'We' First Branding

When our pessimistic view of ‘others’ is reflected back at us by a sensationalist media we tend to believe that civilisation is but a thin veneer. ‘Others’ can be portrayed as selfish, untrustworthy, and dangerous, with their bestial natures just waiting to break out. In truth this premise is unfounded as humans are basically decent, compassionate, cooperative, and kind. We aim to be our best selves. Powerful global challenges to our well-being from Covid-19 and climate change to human and civil activism, has led us to recognise the power of the collective to provoke dynamic societal change, and foster community. ‘Me’ has morphed into ‘we’. This cultural shift is extending to brands.

Brands are more focused than ever on championing ethical, human-centred, and sustainable processes to craft purposeful design, strategies, and outcomes, to build better futures for humankind.

Brands are setting aside their competitive natures and differences to work together for the greater good, such as the cooperation between pharmaceutical companies for the Covid pandemic, building brand unity and solidarity in messaging — “you can’t stop us”, scaling focus in favour of building a sense of community good and partnership, becoming climate positive by reducing greenhouse gas emissions, and leading the circular economy by rethinking and shifting the focus to recycling resources and eliminating waste. While brands may not have advocated for moral or ethical responsibility in the past, they certainly are now.

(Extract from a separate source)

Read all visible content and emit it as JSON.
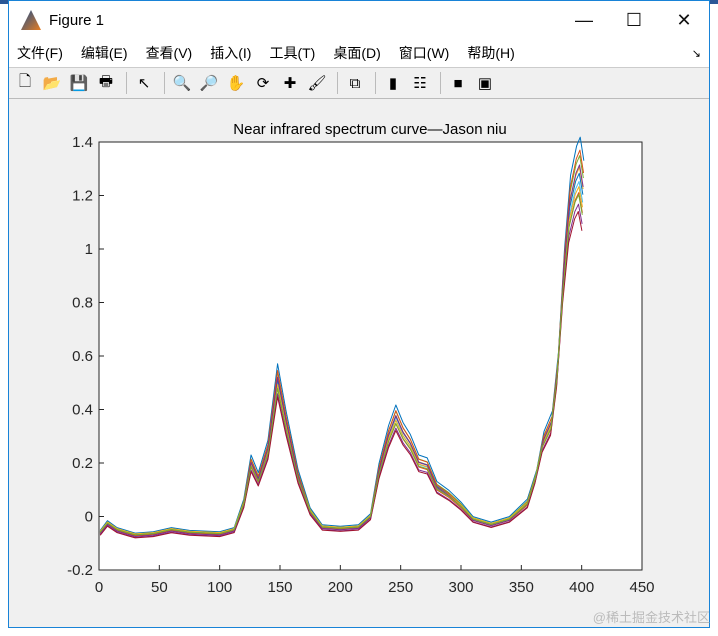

How brands behave matters more than ever to consumers. According to an IBM survey published in 2020, 40% of consumers are purpose driven in their purchases. Purpose is going mainstream with brand safety monitors popping up to scrutinise corporate behaviour, and platforms and channels, to respond to this growing ethical motivation amongst consumers. Brands are putting their values front and centre.

The communication of a brand’s values goes far beyond its products; it includes everything from brand actions to treatment of employees, to the context in which its ads appear, to generosity and empathy in marketing campaigns, to helping consumers to successfully navigate their way through the pandemic. Understanding consumer values gives brands new ways of forging deeper relationships with consumers that will pay off in greater consumer loyalty and help grow consumer lifetime value.

Brand safety is the latest consideration when communicating brand values. In this values-driven new world, brands need to be proactively highlighting their ethics and socially conscious practices, such as your media buy aligning to your values. Context is king, and tone is key. Companies need to constantly monitor their advertising and media mix environment. The rising class of vigilant consumers will call you to account.

In a time of pandemic madness and hardship, consumers are holding brands to higher standards and marketers are consequently seeking to uplift people by humanising their brands. We care for ourselves by caring for others. Whilst there is light at the end of the pandemic tunnel, many still need help and reassurance. Consumers will look back at these historic times and remember those that stepped forward and helped — is that you?

The message is that we all, brands and consumers alike, have a role to play in uplifting others by providing hope, and in doing so we are ourselves are uplifted.

When brand purpose aligns with consumer values it is win/win for both.